- [Description of the task] Repeat the whole listing word for word, skipping pictures.

- [Input data]
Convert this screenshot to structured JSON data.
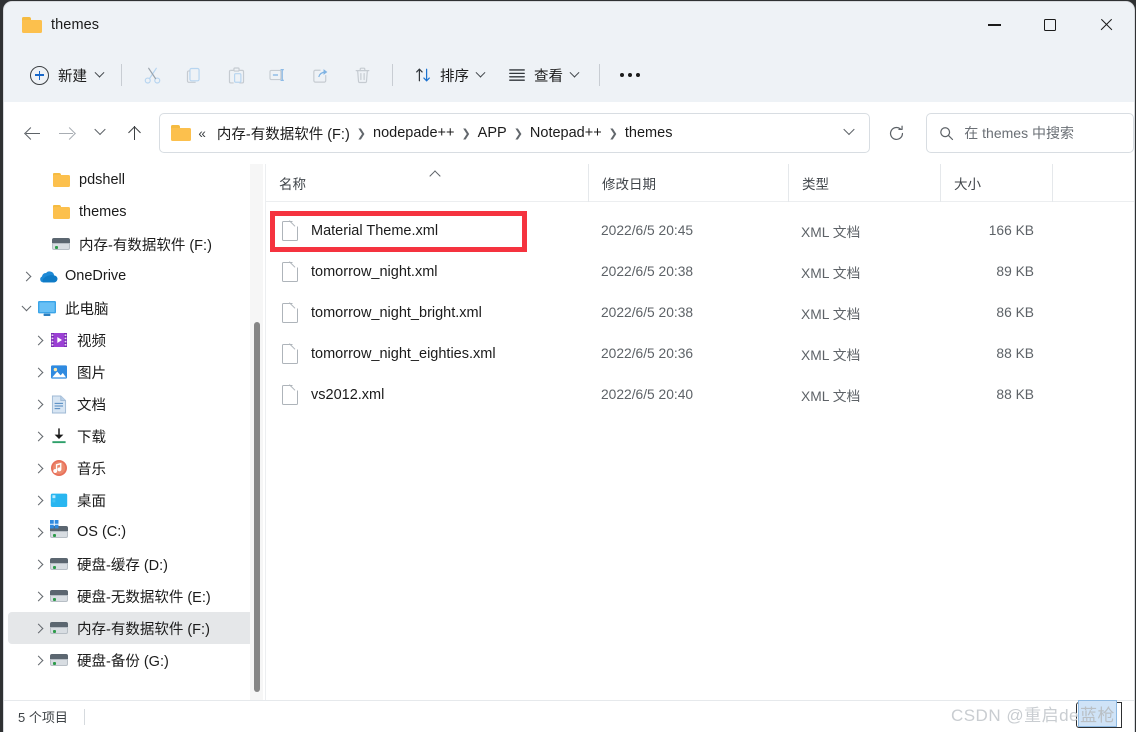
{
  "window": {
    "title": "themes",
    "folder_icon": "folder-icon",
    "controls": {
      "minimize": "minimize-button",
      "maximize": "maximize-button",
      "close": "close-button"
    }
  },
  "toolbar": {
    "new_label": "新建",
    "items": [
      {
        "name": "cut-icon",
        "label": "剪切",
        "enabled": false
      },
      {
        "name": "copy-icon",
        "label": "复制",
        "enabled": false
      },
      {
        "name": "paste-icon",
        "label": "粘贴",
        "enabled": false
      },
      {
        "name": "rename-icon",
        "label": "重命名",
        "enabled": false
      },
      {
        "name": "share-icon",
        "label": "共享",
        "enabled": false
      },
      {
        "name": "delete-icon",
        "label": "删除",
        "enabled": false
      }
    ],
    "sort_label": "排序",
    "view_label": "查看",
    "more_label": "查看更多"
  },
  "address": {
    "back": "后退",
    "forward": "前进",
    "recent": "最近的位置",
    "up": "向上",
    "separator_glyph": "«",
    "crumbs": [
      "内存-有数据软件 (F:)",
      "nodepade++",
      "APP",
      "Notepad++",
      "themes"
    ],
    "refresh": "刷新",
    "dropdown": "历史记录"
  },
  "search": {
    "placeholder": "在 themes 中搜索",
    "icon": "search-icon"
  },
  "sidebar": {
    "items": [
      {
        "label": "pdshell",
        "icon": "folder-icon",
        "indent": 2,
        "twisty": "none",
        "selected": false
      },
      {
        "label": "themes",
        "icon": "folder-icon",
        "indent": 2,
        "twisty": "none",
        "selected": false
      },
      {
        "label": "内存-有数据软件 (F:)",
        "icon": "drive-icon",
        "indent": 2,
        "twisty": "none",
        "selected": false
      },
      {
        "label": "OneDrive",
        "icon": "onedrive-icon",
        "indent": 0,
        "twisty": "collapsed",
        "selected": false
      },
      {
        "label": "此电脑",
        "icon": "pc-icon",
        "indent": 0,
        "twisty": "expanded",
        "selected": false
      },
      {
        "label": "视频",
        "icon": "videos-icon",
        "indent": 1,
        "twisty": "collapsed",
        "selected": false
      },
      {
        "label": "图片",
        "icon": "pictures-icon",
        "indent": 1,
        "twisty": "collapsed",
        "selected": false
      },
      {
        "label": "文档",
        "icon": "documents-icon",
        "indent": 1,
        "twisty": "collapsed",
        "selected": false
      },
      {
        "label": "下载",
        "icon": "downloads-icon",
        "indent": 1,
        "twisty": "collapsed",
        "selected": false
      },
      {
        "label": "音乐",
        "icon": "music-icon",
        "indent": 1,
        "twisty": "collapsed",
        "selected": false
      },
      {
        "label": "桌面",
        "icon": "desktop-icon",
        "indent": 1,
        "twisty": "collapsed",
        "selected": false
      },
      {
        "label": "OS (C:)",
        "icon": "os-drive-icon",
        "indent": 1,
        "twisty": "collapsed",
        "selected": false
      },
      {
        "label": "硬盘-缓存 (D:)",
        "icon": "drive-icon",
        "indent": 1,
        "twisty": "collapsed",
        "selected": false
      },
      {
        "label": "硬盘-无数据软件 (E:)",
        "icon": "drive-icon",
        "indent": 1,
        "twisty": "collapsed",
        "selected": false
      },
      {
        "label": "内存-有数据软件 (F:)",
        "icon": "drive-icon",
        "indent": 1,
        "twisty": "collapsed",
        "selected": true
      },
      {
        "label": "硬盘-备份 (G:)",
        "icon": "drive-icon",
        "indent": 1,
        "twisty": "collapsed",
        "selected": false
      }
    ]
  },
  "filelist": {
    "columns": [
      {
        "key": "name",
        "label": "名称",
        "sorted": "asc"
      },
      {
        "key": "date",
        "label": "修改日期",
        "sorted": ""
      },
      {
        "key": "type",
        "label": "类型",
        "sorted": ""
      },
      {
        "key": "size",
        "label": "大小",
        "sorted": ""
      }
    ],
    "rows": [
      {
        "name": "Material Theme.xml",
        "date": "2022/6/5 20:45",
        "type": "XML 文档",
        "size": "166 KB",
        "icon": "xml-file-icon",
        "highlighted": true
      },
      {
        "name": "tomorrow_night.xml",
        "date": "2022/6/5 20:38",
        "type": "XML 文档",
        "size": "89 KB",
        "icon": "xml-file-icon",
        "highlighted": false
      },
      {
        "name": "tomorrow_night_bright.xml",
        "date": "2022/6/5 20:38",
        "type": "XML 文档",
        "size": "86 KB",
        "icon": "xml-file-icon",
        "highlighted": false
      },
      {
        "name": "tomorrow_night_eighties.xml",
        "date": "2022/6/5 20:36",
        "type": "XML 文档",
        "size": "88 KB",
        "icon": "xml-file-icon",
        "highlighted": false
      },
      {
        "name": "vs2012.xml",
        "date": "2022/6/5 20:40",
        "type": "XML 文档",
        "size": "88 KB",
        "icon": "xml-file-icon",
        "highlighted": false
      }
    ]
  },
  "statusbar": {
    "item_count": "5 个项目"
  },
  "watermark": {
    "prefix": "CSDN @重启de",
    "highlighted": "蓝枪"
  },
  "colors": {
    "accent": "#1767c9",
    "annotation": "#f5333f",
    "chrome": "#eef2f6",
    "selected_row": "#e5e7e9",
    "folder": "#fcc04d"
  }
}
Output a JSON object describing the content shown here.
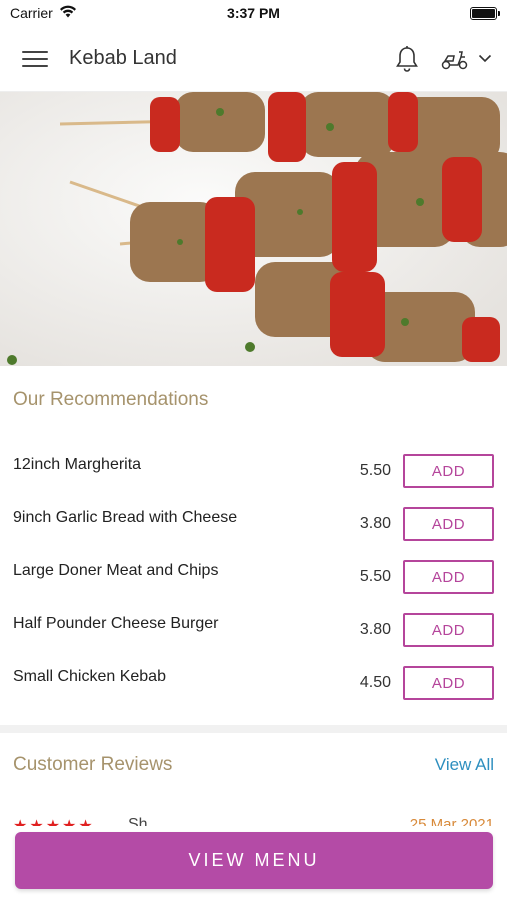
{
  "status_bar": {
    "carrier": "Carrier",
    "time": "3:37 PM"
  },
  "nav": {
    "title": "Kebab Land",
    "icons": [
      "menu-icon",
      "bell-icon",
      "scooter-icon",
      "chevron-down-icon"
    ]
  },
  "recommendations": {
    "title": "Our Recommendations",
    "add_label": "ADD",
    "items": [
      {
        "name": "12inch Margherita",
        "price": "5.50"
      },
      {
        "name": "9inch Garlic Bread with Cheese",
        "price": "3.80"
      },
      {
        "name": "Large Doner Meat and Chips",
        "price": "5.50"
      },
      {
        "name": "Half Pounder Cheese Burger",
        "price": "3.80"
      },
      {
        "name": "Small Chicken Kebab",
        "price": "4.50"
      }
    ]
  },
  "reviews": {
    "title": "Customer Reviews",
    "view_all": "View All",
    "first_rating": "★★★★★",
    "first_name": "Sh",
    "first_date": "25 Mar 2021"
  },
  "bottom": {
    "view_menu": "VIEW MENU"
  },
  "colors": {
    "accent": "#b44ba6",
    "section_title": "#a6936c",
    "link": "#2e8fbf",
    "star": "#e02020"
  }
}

- [Reply to the task]
Convert this screenshot to structured JSON data.
{
  "window": {
    "title": "themes",
    "folder_icon": "folder-icon",
    "controls": {
      "minimize": "minimize-button",
      "maximize": "maximize-button",
      "close": "close-button"
    }
  },
  "toolbar": {
    "new_label": "新建",
    "items": [
      {
        "name": "cut-icon",
        "label": "剪切",
        "enabled": false
      },
      {
        "name": "copy-icon",
        "label": "复制",
        "enabled": false
      },
      {
        "name": "paste-icon",
        "label": "粘贴",
        "enabled": false
      },
      {
        "name": "rename-icon",
        "label": "重命名",
        "enabled": false
      },
      {
        "name": "share-icon",
        "label": "共享",
        "enabled": false
      },
      {
        "name": "delete-icon",
        "label": "删除",
        "enabled": false
      }
    ],
    "sort_label": "排序",
    "view_label": "查看",
    "more_label": "查看更多"
  },
  "address": {
    "back": "后退",
    "forward": "前进",
    "recent": "最近的位置",
    "up": "向上",
    "separator_glyph": "«",
    "crumbs": [
      "内存-有数据软件 (F:)",
      "nodepade++",
      "APP",
      "Notepad++",
      "themes"
    ],
    "refresh": "刷新",
    "dropdown": "历史记录"
  },
  "search": {
    "placeholder": "在 themes 中搜索",
    "icon": "search-icon"
  },
  "sidebar": {
    "items": [
      {
        "label": "pdshell",
        "icon": "folder-icon",
        "indent": 2,
        "twisty": "none",
        "selected": false
      },
      {
        "label": "themes",
        "icon": "folder-icon",
        "indent": 2,
        "twisty": "none",
        "selected": false
      },
      {
        "label": "内存-有数据软件 (F:)",
        "icon": "drive-icon",
        "indent": 2,
        "twisty": "none",
        "selected": false
      },
      {
        "label": "OneDrive",
        "icon": "onedrive-icon",
        "indent": 0,
        "twisty": "collapsed",
        "selected": false
      },
      {
        "label": "此电脑",
        "icon": "pc-icon",
        "indent": 0,
        "twisty": "expanded",
        "selected": false
      },
      {
        "label": "视频",
        "icon": "videos-icon",
        "indent": 1,
        "twisty": "collapsed",
        "selected": false
      },
      {
        "label": "图片",
        "icon": "pictures-icon",
        "indent": 1,
        "twisty": "collapsed",
        "selected": false
      },
      {
        "label": "文档",
        "icon": "documents-icon",
        "indent": 1,
        "twisty": "collapsed",
        "selected": false
      },
      {
        "label": "下载",
        "icon": "downloads-icon",
        "indent": 1,
        "twisty": "collapsed",
        "selected": false
      },
      {
        "label": "音乐",
        "icon": "music-icon",
        "indent": 1,
        "twisty": "collapsed",
        "selected": false
      },
      {
        "label": "桌面",
        "icon": "desktop-icon",
        "indent": 1,
        "twisty": "collapsed",
        "selected": false
      },
      {
        "label": "OS (C:)",
        "icon": "os-drive-icon",
        "indent": 1,
        "twisty": "collapsed",
        "selected": false
      },
      {
        "label": "硬盘-缓存 (D:)",
        "icon": "drive-icon",
        "indent": 1,
        "twisty": "collapsed",
        "selected": false
      },
      {
        "label": "硬盘-无数据软件 (E:)",
        "icon": "drive-icon",
        "indent": 1,
        "twisty": "collapsed",
        "selected": false
      },
      {
        "label": "内存-有数据软件 (F:)",
        "icon": "drive-icon",
        "indent": 1,
        "twisty": "collapsed",
        "selected": true
      },
      {
        "label": "硬盘-备份 (G:)",
        "icon": "drive-icon",
        "indent": 1,
        "twisty": "collapsed",
        "selected": false
      }
    ]
  },
  "filelist": {
    "columns": [
      {
        "key": "name",
        "label": "名称",
        "sorted": "asc"
      },
      {
        "key": "date",
        "label": "修改日期",
        "sorted": ""
      },
      {
        "key": "type",
        "label": "类型",
        "sorted": ""
      },
      {
        "key": "size",
        "label": "大小",
        "sorted": ""
      }
    ],
    "rows": [
      {
        "name": "Material Theme.xml",
        "date": "2022/6/5 20:45",
        "type": "XML 文档",
        "size": "166 KB",
        "icon": "xml-file-icon",
        "highlighted": true
      },
      {
        "name": "tomorrow_night.xml",
        "date": "2022/6/5 20:38",
        "type": "XML 文档",
        "size": "89 KB",
        "icon": "xml-file-icon",
        "highlighted": false
      },
      {
        "name": "tomorrow_night_bright.xml",
        "date": "2022/6/5 20:38",
        "type": "XML 文档",
        "size": "86 KB",
        "icon": "xml-file-icon",
        "highlighted": false
      },
      {
        "name": "tomorrow_night_eighties.xml",
        "date": "2022/6/5 20:36",
        "type": "XML 文档",
        "size": "88 KB",
        "icon": "xml-file-icon",
        "highlighted": false
      },
      {
        "name": "vs2012.xml",
        "date": "2022/6/5 20:40",
        "type": "XML 文档",
        "size": "88 KB",
        "icon": "xml-file-icon",
        "highlighted": false
      }
    ]
  },
  "statusbar": {
    "item_count": "5 个项目"
  },
  "watermark": {
    "prefix": "CSDN @重启de",
    "highlighted": "蓝枪"
  },
  "colors": {
    "accent": "#1767c9",
    "annotation": "#f5333f",
    "chrome": "#eef2f6",
    "selected_row": "#e5e7e9",
    "folder": "#fcc04d"
  }
}
Output a JSON object describing the content shown here.
{
  "status_bar": {
    "carrier": "Carrier",
    "time": "3:37 PM"
  },
  "nav": {
    "title": "Kebab Land",
    "icons": [
      "menu-icon",
      "bell-icon",
      "scooter-icon",
      "chevron-down-icon"
    ]
  },
  "recommendations": {
    "title": "Our Recommendations",
    "add_label": "ADD",
    "items": [
      {
        "name": "12inch Margherita",
        "price": "5.50"
      },
      {
        "name": "9inch Garlic Bread with Cheese",
        "price": "3.80"
      },
      {
        "name": "Large Doner Meat and Chips",
        "price": "5.50"
      },
      {
        "name": "Half Pounder Cheese Burger",
        "price": "3.80"
      },
      {
        "name": "Small Chicken Kebab",
        "price": "4.50"
      }
    ]
  },
  "reviews": {
    "title": "Customer Reviews",
    "view_all": "View All",
    "first_rating": "★★★★★",
    "first_name": "Sh",
    "first_date": "25 Mar 2021"
  },
  "bottom": {
    "view_menu": "VIEW MENU"
  },
  "colors": {
    "accent": "#b44ba6",
    "section_title": "#a6936c",
    "link": "#2e8fbf",
    "star": "#e02020"
  }
}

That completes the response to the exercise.